POSTED: 01:30 a.m. HST, Dec 22, 2012
Fresno State safety Phillip Thomas had no doubts that he had the right teammates in place.
"We've had the talent always," the Mountain West Conference defensive player of the year said on Thursday. "But to have the coaching and the people to drive us every day to get better and be great in everything we do — I think that changed."
Coach Tim DeRuyter has a chance to accomplish in his first year what Fresno State hasn't done in more than a decade when the Bulldogs try for their 10th win of the season in the Sheraton Hawaii Bowl against SMU on Monday afternoon at Aloha Stadium.
Assigned the task of replacing Pat Hill, who guided the Bulldogs to 11 bowl games in his 15 seasons, DeRuyter has brought a set of core values in addition to a high-octane spread offense that has lit up the scoreboard all year long.
The Bulldogs are 12th in the country, averaging 40.2 points per game, and have scored at least 42 points in each of their past five wins.
"People want to see explosive games," DeRuyter said. "When I came here, I wanted to run a spread, up-tempo style of offense because it puts some pressure on people. … It's tough on defensive coordinators."
DeRuyter, who has already won more games than any other first-year coach at Fresno State, has done it with primarily the same team that went 4-9 in 2011.
FSU returned 14 starters on offense and defense and won a share of a conference title for the first time since 1999.
It swept the big MWC player honors with Thomas getting the player of the year nod on defense and quarterback Derek Carr winning the offensive player of the year award.
"Coming off the year we had last year, to be able to potentially win 10 games and to be here for a bowl game, it feels good to put Fresno State back on the map," said Thomas, a finalist for the Jim Thorpe Award for the nation's best defensive back. "Coach challenged us every day in every practice and he's been a big key to this to get us focused and build us back up."
One of values DeRuyter stressed all year is trust — a trait that will be tested all the way up until the bowl game. Unlike a lot of teams that play in the Christmas Eve game, Fresno State isn't enforcing a curfew with its players.
"From Day 1 when I got hired I talked to these guys about two core values of our program are going to be truth and love," DeRuyter said. "Truth has got to be based in trust. If we don't have that … we can't have the team we want to have."
DeRuyter took over at Fresno after spending two years as the defensive coordinator at Texas A&M. He served as the Aggies' interim head coach in the Meineke Car Care Bowl last December even after accepting the Bulldogs job.
At the Sheraton Hawaii Bowl press conference on Friday, he admitted that experience has helped prepare him for this year's game.
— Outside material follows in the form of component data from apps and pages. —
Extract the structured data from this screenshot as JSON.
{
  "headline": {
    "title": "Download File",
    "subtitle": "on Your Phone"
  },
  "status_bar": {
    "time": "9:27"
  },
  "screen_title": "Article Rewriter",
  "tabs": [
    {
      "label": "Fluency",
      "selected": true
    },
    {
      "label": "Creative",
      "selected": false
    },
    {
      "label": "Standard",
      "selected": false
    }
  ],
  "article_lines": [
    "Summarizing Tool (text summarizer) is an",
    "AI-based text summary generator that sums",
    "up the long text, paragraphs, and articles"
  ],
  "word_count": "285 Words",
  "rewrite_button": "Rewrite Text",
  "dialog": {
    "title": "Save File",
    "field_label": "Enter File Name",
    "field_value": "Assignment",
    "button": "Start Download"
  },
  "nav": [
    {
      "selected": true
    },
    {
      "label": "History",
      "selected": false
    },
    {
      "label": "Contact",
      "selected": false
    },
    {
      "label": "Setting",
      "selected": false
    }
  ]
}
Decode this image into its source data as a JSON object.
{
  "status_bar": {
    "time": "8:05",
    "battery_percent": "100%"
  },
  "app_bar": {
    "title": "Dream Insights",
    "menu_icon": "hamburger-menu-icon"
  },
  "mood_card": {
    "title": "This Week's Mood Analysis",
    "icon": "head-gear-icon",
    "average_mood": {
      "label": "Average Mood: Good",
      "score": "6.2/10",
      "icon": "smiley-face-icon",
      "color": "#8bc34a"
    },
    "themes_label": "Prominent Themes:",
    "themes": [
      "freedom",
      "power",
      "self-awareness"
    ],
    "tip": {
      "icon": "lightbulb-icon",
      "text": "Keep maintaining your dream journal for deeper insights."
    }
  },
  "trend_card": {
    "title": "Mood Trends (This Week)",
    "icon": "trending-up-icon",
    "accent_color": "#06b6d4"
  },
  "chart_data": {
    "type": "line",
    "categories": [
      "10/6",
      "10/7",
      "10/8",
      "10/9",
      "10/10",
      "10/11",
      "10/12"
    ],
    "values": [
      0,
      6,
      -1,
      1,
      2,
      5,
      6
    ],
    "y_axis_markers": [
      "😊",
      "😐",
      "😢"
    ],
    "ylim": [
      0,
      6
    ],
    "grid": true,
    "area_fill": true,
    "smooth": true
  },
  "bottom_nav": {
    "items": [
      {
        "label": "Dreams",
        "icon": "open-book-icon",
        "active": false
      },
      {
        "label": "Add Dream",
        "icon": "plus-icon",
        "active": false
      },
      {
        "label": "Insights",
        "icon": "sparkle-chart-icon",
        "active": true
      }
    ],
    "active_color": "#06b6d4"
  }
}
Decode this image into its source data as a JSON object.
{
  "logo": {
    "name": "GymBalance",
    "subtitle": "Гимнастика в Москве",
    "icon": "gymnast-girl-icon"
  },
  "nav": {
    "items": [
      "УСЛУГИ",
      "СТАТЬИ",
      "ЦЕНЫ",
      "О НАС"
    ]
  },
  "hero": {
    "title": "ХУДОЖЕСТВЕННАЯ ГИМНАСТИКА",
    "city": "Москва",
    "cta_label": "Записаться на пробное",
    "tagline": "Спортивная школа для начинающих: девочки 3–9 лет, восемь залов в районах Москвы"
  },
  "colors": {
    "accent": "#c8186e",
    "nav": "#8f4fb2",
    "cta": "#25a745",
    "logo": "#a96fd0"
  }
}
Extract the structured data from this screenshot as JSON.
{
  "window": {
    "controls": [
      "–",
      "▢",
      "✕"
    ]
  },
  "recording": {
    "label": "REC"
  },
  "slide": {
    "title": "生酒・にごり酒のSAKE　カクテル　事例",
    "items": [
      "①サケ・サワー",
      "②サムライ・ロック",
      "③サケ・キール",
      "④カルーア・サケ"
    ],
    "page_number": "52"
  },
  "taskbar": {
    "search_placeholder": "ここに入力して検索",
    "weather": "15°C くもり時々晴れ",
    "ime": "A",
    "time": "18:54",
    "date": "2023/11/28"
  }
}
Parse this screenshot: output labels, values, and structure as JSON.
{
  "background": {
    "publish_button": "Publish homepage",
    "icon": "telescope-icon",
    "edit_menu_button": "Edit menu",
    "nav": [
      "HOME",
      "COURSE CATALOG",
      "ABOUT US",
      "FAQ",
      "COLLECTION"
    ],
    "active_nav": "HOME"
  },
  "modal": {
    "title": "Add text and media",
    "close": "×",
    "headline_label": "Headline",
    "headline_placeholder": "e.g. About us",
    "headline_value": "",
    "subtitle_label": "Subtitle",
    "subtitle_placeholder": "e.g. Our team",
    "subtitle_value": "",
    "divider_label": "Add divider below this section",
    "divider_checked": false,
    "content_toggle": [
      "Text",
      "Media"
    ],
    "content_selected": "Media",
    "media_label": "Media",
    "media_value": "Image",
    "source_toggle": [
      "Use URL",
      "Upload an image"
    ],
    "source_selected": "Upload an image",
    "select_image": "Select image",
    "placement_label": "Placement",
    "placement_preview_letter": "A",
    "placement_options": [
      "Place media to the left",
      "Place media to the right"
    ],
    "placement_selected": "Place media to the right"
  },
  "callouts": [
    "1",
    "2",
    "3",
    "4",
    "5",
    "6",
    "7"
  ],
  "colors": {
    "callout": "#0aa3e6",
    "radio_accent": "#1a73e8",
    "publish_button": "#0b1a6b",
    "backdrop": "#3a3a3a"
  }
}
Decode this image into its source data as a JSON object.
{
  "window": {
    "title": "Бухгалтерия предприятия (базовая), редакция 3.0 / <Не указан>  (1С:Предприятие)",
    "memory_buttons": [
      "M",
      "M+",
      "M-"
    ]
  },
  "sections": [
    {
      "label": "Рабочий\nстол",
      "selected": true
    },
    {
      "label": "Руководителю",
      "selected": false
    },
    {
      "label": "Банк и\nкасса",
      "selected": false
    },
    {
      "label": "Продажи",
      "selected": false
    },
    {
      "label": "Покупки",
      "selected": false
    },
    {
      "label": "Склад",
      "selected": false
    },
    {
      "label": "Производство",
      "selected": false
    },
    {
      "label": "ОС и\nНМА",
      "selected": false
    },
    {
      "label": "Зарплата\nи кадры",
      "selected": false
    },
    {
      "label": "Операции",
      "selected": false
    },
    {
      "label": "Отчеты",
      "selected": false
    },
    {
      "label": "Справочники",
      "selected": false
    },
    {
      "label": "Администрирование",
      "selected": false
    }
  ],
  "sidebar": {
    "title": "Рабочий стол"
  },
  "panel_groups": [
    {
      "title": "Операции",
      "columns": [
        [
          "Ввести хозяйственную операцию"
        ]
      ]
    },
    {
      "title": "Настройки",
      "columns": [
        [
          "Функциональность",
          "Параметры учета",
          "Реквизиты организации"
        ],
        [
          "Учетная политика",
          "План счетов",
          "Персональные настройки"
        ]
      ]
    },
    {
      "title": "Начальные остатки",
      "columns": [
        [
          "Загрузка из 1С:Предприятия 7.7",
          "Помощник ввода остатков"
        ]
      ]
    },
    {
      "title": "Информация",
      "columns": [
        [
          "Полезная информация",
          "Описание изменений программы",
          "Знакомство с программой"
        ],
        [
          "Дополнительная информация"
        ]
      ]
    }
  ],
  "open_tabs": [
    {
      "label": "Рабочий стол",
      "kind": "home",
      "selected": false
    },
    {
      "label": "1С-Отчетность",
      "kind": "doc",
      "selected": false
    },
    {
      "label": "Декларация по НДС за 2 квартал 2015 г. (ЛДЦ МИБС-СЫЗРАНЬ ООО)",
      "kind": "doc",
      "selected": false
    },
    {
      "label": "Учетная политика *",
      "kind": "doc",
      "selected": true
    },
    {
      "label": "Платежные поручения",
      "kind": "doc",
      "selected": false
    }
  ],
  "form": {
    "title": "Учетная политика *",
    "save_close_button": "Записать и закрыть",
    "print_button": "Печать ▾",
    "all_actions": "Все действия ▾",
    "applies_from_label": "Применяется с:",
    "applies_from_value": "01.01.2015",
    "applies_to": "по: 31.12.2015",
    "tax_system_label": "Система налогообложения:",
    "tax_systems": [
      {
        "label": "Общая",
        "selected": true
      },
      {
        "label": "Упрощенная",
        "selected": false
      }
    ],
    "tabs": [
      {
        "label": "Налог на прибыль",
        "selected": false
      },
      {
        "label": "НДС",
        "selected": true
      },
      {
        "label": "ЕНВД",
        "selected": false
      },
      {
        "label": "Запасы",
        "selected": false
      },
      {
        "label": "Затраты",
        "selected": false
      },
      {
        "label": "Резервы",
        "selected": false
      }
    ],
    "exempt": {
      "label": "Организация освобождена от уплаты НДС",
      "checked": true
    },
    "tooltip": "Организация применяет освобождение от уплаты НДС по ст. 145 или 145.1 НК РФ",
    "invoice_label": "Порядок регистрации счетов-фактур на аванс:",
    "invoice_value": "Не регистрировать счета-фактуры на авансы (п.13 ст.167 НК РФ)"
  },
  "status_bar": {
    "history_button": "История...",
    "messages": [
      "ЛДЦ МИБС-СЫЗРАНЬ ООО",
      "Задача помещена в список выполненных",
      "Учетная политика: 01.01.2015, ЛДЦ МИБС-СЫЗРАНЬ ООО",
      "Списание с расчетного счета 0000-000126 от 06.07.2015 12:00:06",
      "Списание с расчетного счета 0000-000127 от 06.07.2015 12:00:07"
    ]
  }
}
"Selfishly, I think it helped me as a head coach learn how to plan for a bowl game — understand the balance you have to have with finishing the school year academically, having a good time at the bowl yet still getting the work done," he said. "Trying to use that similar blueprint coming here (is a) lot easier when you only have one job and one team to worry about as opposed to two."
The Bulldogs have turned things around quickly thanks in large part to a defense that ranks fifth in the country in turnover margin after finishing 116th last season.
Thomas' eight interceptions are tops in the nation and the Bulldogs have scored eight defensive touchdowns, second only to SMU's nine.
Offensively, Carr has been just as good at not turning the ball over, throwing 36 touchdowns with only five interceptions.
Ninth in the country in pass efficiency, Carr has a chance to go up against SMU's June Jones, who heavily recruited the junior QB out of Bakersfield Christian High in California.
Carr said he was always set on being a Bulldog, but the former University of Hawaii head coach was the one guy who nearly got him to leave the West Coast.
"All I wanted to do was go to Fresno … when it came down to it my top two choices were SMU and Fresno State," Carr said. "I did choose Fresno State and I don't regret it … I'm pretty happy to be a Bulldog."